Ageing in Place Classification (2022)

The Ageing in Place Classification (AiPC) classifies each area of England based on the attributes of the over-50 population living there. In this map, we visualise this across London.

Each area is classed as one of attributes:

  • Multicultural Central Urban Living - city dwellers with relatively low numbers of over-50s. The youngest and most diverse group. Unemployment is higher among the working-age population (50-64) in these areas.
  • Cosmopolitan Comfort Ageing - busy urban areas popular with 50+ - including high numbers aged 50-64, with high levels of education attainment and employment
  • Rurban Comfortable Ageing - the oldest group, with high proportion 65+. In London these areas are in the outer, most rural parts of the city
  • Struggling, More Vulnerable Urbanites - areas with older populations typically reliant on social housing and with potential income deprivation and fuel poverty
  • Retired Fringe and Residential Stability - areas with high proportions of retirees, likely to be home owners

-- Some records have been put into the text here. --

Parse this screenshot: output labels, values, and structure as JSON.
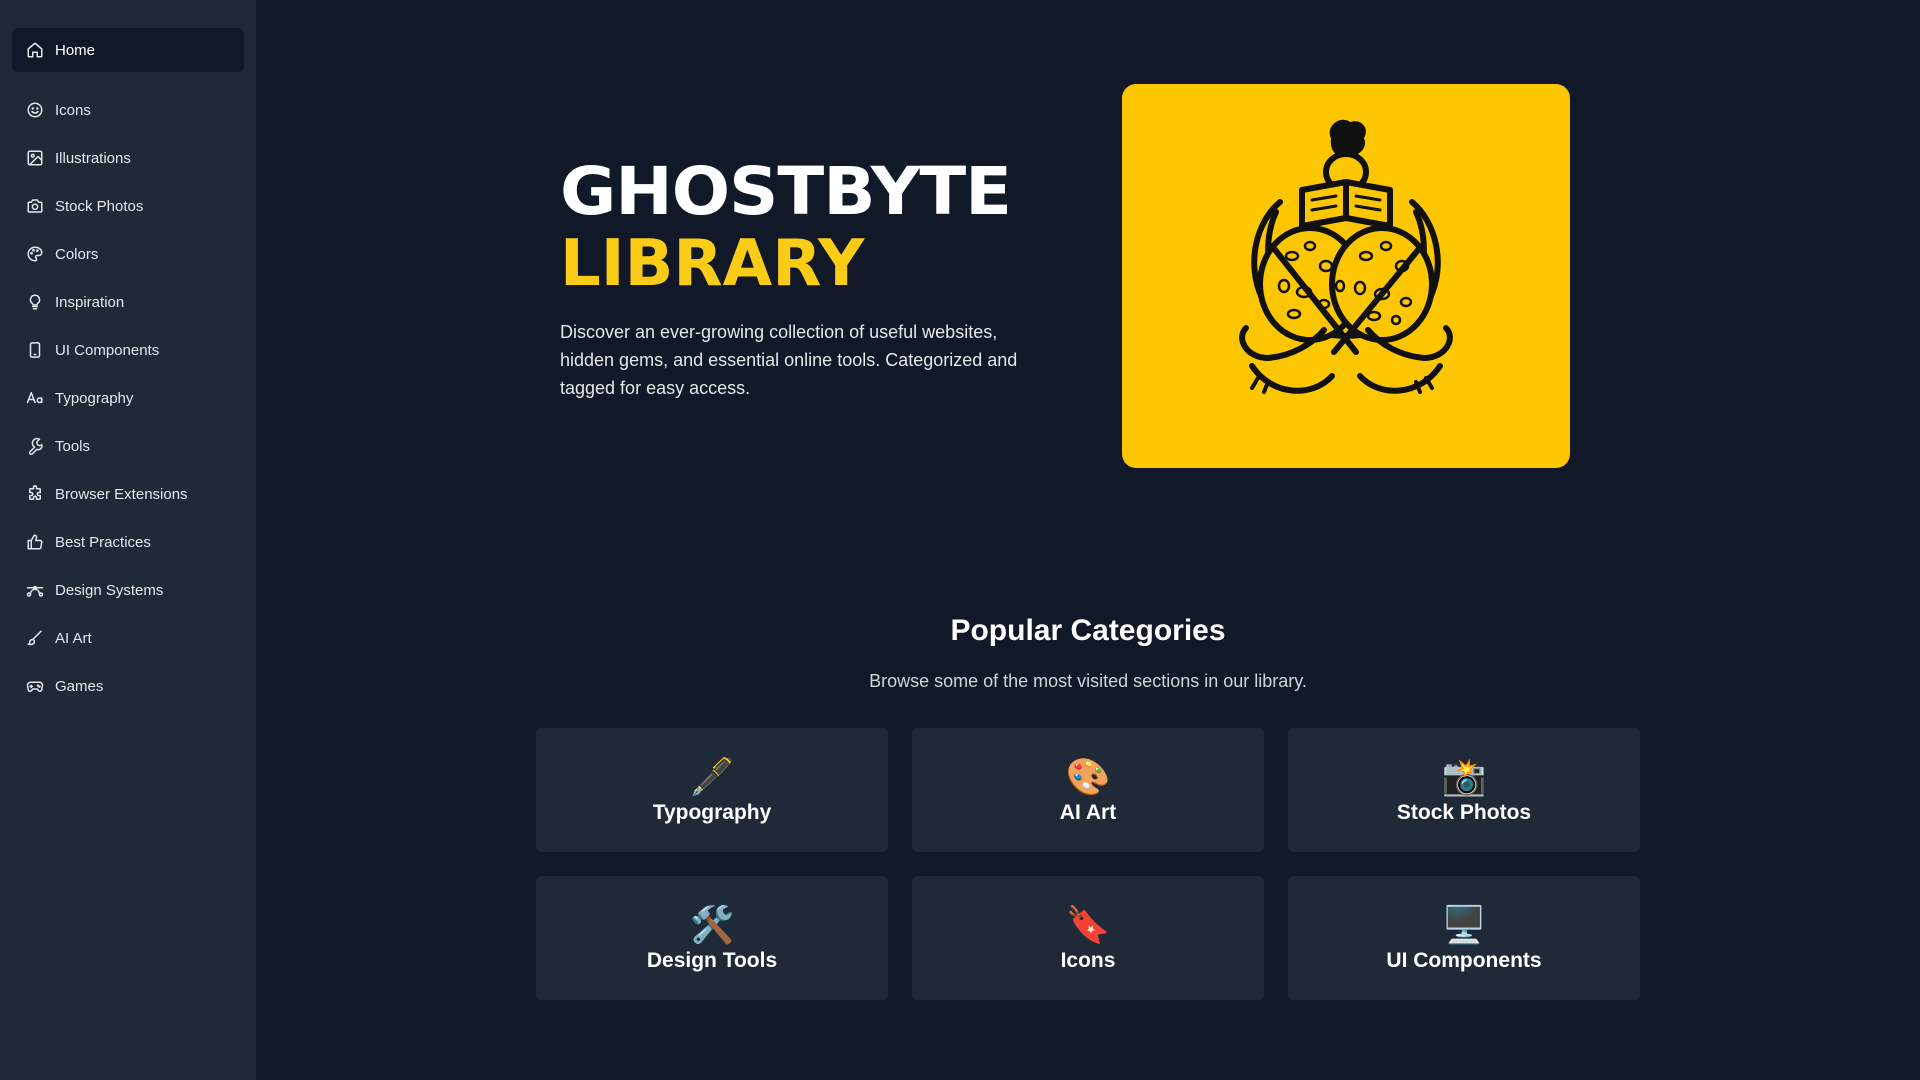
{
  "sidebar": {
    "items": [
      {
        "label": "Home",
        "icon": "home-icon",
        "active": true
      },
      {
        "label": "Icons",
        "icon": "smiley-icon"
      },
      {
        "label": "Illustrations",
        "icon": "image-icon"
      },
      {
        "label": "Stock Photos",
        "icon": "camera-icon"
      },
      {
        "label": "Colors",
        "icon": "palette-icon"
      },
      {
        "label": "Inspiration",
        "icon": "lightbulb-icon"
      },
      {
        "label": "UI Components",
        "icon": "phone-icon"
      },
      {
        "label": "Typography",
        "icon": "text-icon"
      },
      {
        "label": "Tools",
        "icon": "wrench-icon"
      },
      {
        "label": "Browser Extensions",
        "icon": "puzzle-icon"
      },
      {
        "label": "Best Practices",
        "icon": "thumbs-up-icon"
      },
      {
        "label": "Design Systems",
        "icon": "bezier-icon"
      },
      {
        "label": "AI Art",
        "icon": "brush-icon"
      },
      {
        "label": "Games",
        "icon": "gamepad-icon"
      }
    ]
  },
  "hero": {
    "title_line1": "GHOSTBYTE",
    "title_line2": "LIBRARY",
    "description": "Discover an ever-growing collection of useful websites, hidden gems, and essential online tools. Categorized and tagged for easy access.",
    "image": "reading-person-illustration"
  },
  "categories": {
    "title": "Popular Categories",
    "subtitle": "Browse some of the most visited sections in our library.",
    "items": [
      {
        "emoji": "🖋️",
        "label": "Typography"
      },
      {
        "emoji": "🎨",
        "label": "AI Art"
      },
      {
        "emoji": "📸",
        "label": "Stock Photos"
      },
      {
        "emoji": "🛠️",
        "label": "Design Tools"
      },
      {
        "emoji": "🔖",
        "label": "Icons"
      },
      {
        "emoji": "🖥️",
        "label": "UI Components"
      }
    ]
  },
  "colors": {
    "background": "#111827",
    "sidebar": "#1f2937",
    "accent": "#facc15",
    "hero_bg": "#fcc700"
  }
}
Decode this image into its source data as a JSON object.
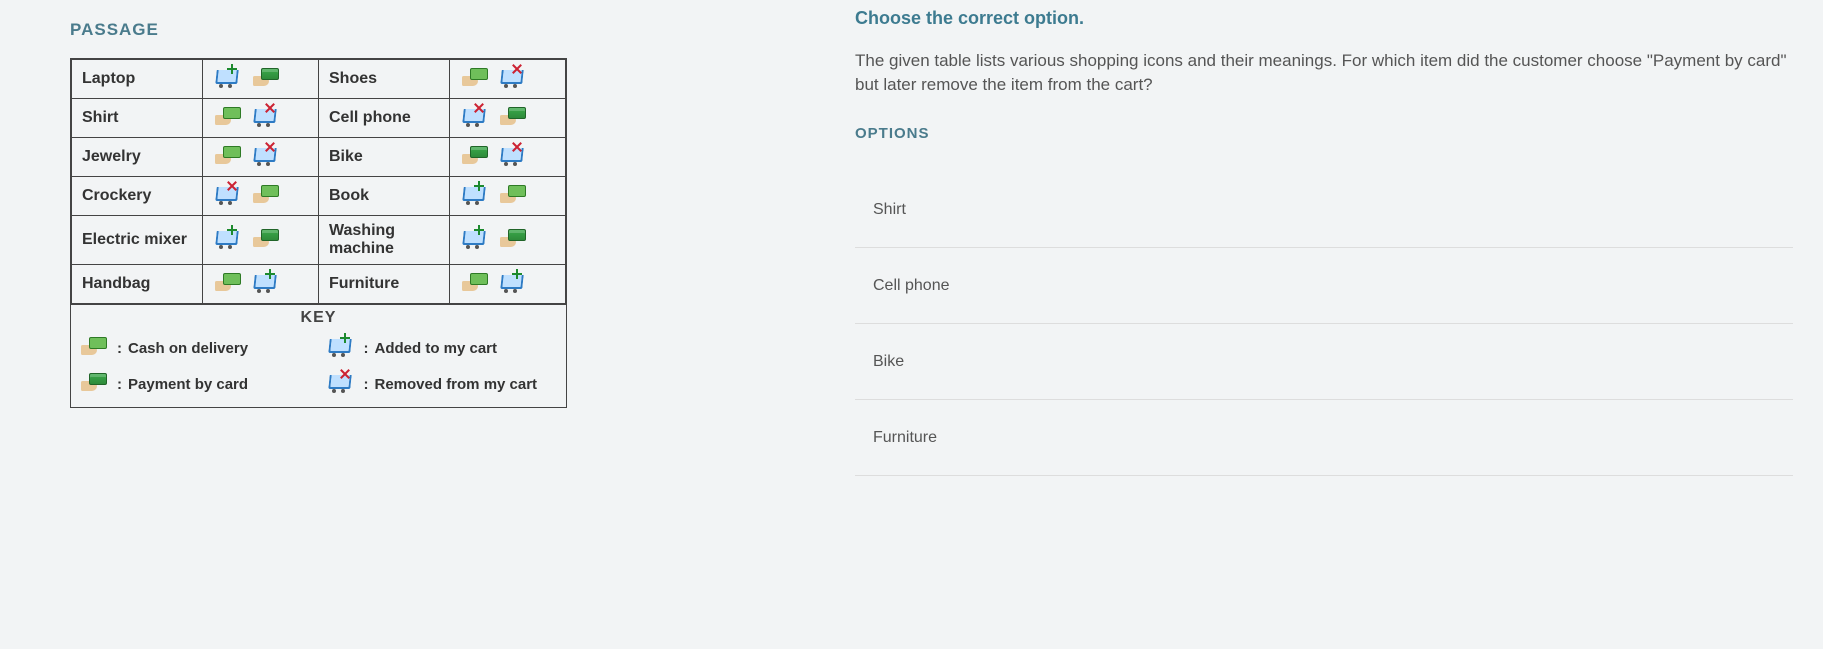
{
  "passage_label": "PASSAGE",
  "key_label": "KEY",
  "table": {
    "left": [
      {
        "name": "Laptop",
        "icons": [
          "cart-add",
          "pay-card"
        ]
      },
      {
        "name": "Shirt",
        "icons": [
          "pay-cash",
          "cart-remove"
        ]
      },
      {
        "name": "Jewelry",
        "icons": [
          "pay-cash",
          "cart-remove"
        ]
      },
      {
        "name": "Crockery",
        "icons": [
          "cart-remove",
          "pay-cash"
        ]
      },
      {
        "name": "Electric mixer",
        "icons": [
          "cart-add",
          "pay-card"
        ]
      },
      {
        "name": "Handbag",
        "icons": [
          "pay-cash",
          "cart-add"
        ]
      }
    ],
    "right": [
      {
        "name": "Shoes",
        "icons": [
          "pay-cash",
          "cart-remove"
        ]
      },
      {
        "name": "Cell phone",
        "icons": [
          "cart-remove",
          "pay-card"
        ]
      },
      {
        "name": "Bike",
        "icons": [
          "pay-card",
          "cart-remove"
        ]
      },
      {
        "name": "Book",
        "icons": [
          "cart-add",
          "pay-cash"
        ]
      },
      {
        "name": "Washing machine",
        "icons": [
          "cart-add",
          "pay-card"
        ]
      },
      {
        "name": "Furniture",
        "icons": [
          "pay-cash",
          "cart-add"
        ]
      }
    ]
  },
  "key": {
    "cash": "Cash on delivery",
    "add": "Added to my cart",
    "card": "Payment by card",
    "remove": "Removed from my cart"
  },
  "question": {
    "heading": "Choose the correct option.",
    "text": "The given table lists various shopping icons and their meanings. For which item did the customer choose \"Payment by card\" but later remove the item from the cart?",
    "options_label": "OPTIONS",
    "options": [
      "Shirt",
      "Cell phone",
      "Bike",
      "Furniture"
    ]
  }
}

Fuller "pen portrait" summaries of these five clusters are detailed below. Struggling, More Vulnerable Urbanites, shown in red on the map, represents the 50+ population where the most focus is necessary from a deprivation perspective, for example when considering area-based targeting of interventions. In London, this group is in relatively few areas compared with the other clusters, but there are several local hotspots of this cluster, showing that living in London does bring significant challenges for older populations. While this cluster rightly should be the focus of deprivation research and action, some of the other clusters do have some deprivation aspects associated with them, such as relatively high unemployment for work-age individuals in the Multicultural Central Urban Libing cluster, or dementia prescription rates in Cosmopolitan Comfort Ageing.

The classification is based on multiple high quality data sources including ONS 2011 Census, British Population Survey (BPS), Access to Healthy Assets & Hazards (AHAH), NHS English Prescribing Data (EPD), Registered Patient (RP).

AiPC is classified across the whole of England, based on the characteristics of the 50+ population right across the nation. This London "view" of the classification therefore only shows a small number of areas for some of the clusters - there is a dominance towards the multicultural/cosmopolitan cluster groups and away from the rural-dominated ones. However, each of the five clusters are represented in at least part of the capital.

More than half of London falls into the "Multicultural Central Urban Living" category. Looking at the population of this group across England, the classification pen portrait notes that it contains the highest proportion of 50-64 year-olds, however the unemployment rates are higher than the average for this age group, and the highest of all the categories. The group does benefit from having the shortest travel distances to amenities, health support services and civic assets.

The second most common group, "Cosmopolitan Comfort Ageing" reflects a 50+ population that has high education employment rates, good access to and engagement with internet services, and good health outcomes, although there is an elevated prescribing rate for dementia medications. Housing for this cohort is expensive and they are more likely to live in over-crowded conditions than the over groups.

The first two groups account for around 85% of LSOAs (statistical areas) in London, although the 50+ populations within these areas may be somewhat lower than for the remaining three. The third most common group is "Rurban Comfortable Ageing" (where rurban is a term used for the Rural/Urban fringe where new housing typically occurs - limited in London by the green belt). The population here indeed seen on London's most rural areas - in Bromley and Croydon boroughs. The group has the highest median age of all the AiPC groups. Older people in these areas are of good health in general, are digitally engaged, and benefit from better air quality and lower crime rates. However the distance to services and amenities are amongst the highest. Accordingly, this supergroup is the most likely to have access to a vehicle.

The fourth group, "Struggling, More Vulnerable Urbanites" shows considerable spatial skew in the distribution, with much of Barking & Dagenham borough falling into this category, along with key parts of Croydon (specifically, New Addington), Greenwich, Bexley and Havering, along with smaller parts of some other outer London boroughs. There is an above average representation in socially rented accommodation, and are more likely to experience income deprivation and fuel poverty. Residents have the lowest levels of educational attainment of the five groups. They provide high levels of unpaid care, suffer from poor health, and see the highest rates of prescribing dementia medications for more advanced conditions.

The least-represented group (by area) in London is "Retired Fringe and Residential Stability" - here the population is oldest and most stable, with a high proportion owning their property outright and the lowest level of residential mobility (i.e. moving house). Otherwise, the population most closely represents the English "average" across the measured variables that form the geodemographic classification.

The benefits of summarising a broad population into simple, discrete geodemographic groups allows for effective policy targetting, ensuring that significant deprived populations can be easily identified. It is important to note that while the classification of an area reflects a significant proportion of people living there, it does not represent the full population, and more detailed follow-up analysis is necessary.

The Ageing in Place Population, by focussing on the 50+ population only, allows for emphasising specific factors that this population is vulnerable to - fuel poverty, health services accessibility and internet provision and engagement.